Style is consistent constraint
Oscar Wilde once said:
“Consistency is the last refuge of the unimaginative.”
When it comes to ideas, I agree — allow your mind to be changed. When it comes to process, I disagree. Style emerges from consistency, and having a style opens your imagination. Your mind should be flexible, but your process should be repeatable.
Style is a set of constraints that you stick to.
You can explore many types of constraints: colors, shapes, materials, textures, fonts, language, clothing, decor, beliefs, flavors, sounds, scents, rituals. Your style doesn’t have to please anyone else. Play by your own rules. Everything you do is open to stylistic interpretation.
A style can be a system, a pattern, a set of personal guidelines. Here are a few of mine:
- I wear monochromatic clothing without logos
- I use
- I pluralize tag and folder names (e.g.
- I use plain text files for all my writing
- I ask myself 40 questions every year
- I meal prep lunches every week, shave my head twice a week
- I write concise essays, less than 500 words
Collect constraints you enjoy. Unusual constraints make things more fun. You can always change them later. This is your style, after all. It’s not a life commitment, it’s just the way you do things. For now.
Having a style collapses hundreds of future decisions into one, and gives you focus. I always pluralize tags so I never have to wonder what to name new tags.
Style gives you leverage. Every time you reuse your style you save time. A durable style is a great investment.

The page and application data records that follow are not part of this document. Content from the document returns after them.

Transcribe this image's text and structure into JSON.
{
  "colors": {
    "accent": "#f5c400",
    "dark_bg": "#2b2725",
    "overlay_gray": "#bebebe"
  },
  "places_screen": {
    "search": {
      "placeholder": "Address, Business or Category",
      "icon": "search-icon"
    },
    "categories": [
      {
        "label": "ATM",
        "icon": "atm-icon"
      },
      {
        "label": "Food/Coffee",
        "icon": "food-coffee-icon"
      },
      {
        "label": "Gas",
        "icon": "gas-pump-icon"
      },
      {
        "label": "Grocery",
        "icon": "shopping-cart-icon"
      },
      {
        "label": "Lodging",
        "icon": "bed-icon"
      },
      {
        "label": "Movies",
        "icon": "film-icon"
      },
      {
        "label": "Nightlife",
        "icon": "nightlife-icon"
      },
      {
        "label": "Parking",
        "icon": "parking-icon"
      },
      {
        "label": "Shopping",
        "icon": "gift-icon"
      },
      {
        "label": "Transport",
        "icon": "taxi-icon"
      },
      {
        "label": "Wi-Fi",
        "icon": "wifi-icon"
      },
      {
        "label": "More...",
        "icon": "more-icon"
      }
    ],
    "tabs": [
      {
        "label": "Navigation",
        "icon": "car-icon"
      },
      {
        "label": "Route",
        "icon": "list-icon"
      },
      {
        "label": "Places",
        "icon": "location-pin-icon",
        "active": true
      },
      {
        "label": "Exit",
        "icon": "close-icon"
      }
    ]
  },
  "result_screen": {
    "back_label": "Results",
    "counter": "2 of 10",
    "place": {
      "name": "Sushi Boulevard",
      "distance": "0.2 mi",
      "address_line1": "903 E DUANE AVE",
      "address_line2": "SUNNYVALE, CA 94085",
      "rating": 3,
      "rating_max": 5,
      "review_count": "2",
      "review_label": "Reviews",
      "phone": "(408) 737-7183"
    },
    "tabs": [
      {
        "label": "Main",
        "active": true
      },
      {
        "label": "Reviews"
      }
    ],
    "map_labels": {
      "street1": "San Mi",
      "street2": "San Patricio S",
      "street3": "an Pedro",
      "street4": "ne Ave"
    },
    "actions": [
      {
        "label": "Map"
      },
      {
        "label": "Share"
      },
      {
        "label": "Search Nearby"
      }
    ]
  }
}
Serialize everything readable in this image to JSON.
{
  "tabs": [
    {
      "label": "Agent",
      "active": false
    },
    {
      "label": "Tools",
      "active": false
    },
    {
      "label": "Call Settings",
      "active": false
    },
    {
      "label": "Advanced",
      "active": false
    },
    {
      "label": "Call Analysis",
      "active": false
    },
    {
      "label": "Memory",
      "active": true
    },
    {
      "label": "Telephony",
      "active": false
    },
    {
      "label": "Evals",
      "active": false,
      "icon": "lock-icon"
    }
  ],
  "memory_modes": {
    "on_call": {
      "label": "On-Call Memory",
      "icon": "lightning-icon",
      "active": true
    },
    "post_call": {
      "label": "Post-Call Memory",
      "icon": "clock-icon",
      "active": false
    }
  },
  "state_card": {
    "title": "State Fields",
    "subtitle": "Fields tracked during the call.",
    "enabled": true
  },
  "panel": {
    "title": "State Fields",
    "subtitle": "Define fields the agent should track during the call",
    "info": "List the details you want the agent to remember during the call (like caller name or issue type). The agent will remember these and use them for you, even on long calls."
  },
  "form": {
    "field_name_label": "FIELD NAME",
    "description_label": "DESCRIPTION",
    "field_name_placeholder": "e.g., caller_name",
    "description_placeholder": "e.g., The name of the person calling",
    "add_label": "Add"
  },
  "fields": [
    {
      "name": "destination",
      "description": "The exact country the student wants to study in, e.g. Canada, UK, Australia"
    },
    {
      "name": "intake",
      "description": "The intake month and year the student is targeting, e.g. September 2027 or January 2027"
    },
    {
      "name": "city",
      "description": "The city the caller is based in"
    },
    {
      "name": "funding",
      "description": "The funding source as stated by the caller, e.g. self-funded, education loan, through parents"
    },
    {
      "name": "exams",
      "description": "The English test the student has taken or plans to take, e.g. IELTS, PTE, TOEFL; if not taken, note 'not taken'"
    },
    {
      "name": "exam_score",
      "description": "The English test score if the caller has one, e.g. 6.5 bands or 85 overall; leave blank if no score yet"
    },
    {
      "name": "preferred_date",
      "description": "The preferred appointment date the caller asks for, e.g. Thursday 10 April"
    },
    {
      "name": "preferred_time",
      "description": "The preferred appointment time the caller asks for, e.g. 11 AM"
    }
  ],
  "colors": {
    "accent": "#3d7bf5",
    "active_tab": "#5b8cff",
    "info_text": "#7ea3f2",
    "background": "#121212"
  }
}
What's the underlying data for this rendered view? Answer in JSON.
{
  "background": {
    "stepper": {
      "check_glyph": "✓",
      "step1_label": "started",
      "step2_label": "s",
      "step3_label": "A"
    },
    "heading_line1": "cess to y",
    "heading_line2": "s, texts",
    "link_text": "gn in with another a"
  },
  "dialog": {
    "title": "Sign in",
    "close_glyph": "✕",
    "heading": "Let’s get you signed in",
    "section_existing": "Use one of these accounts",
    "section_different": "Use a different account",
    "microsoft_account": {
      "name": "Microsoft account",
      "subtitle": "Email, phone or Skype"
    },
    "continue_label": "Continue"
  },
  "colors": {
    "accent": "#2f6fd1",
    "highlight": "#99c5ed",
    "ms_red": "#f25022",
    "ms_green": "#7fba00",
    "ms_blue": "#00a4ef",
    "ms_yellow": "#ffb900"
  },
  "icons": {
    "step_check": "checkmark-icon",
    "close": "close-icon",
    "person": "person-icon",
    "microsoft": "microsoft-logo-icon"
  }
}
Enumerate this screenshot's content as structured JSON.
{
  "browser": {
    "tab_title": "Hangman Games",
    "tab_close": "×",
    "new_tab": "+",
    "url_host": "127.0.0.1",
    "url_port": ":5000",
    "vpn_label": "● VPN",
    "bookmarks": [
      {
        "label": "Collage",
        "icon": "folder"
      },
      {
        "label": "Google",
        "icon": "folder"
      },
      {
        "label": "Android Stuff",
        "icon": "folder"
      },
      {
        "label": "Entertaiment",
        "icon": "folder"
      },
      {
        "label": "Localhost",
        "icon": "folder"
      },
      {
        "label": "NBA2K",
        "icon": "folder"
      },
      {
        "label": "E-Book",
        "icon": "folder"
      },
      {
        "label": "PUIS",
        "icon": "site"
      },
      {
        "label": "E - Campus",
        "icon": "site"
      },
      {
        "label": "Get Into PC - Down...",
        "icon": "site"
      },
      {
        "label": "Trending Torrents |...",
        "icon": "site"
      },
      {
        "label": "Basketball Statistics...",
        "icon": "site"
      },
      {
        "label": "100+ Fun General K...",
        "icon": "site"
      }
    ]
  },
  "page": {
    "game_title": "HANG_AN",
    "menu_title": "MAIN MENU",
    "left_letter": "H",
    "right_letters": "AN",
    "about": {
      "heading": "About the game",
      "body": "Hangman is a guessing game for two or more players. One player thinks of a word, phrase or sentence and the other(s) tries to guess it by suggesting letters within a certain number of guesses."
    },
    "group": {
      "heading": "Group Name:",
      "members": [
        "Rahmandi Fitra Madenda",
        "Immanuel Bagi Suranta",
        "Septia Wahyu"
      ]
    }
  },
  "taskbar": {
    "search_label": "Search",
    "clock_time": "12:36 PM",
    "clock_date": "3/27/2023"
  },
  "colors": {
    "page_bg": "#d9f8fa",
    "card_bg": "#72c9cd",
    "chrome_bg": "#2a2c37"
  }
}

Style helps you know when you’re breaking your constraints. Sometimes you have to. And if you want to edit your constraints, you can. It will be easier to adopt the new constraints if you already had some clearly defined.
You don’t need a style for everything. Make a deliberate choice about what needs consistency and what doesn’t.
If you stick with your constraints long enough, your style becomes a cohesive and recognizable point of view.
I am starting a collection of interesting personal style choices. Please send me examples and I’ll add them to the list.
- Scott Yu-Jan paints all his tools white.
- 2ynthetic uses a limited palette for outfits and office decor.
- Johnny Decimal is a system to organize digital data.
- Casey Neistat labels everything in his studio with paint markers.
- Ryan Hoover never changes his profile picture.
- Wes Anderson uses the typeface Futura in many of his films.
- Steve Jobs wore the same Issey Miyake black turtleneck and New Balance 991 shoes every day.
- George R.R. Martin writes his novels on the 40 year old DOS operating system
- Beethoven always counted exactly 60 coffee beans to make coffee, especially for visitors.
- Jesper Kouthoofd of Teenage Engineering only uses lowercase because uppercase communicates too much authority
- Osvaldo Cavandoli created the cartoon La Linea using an animated white line, colored backgrounds, and unintelligible vocalizations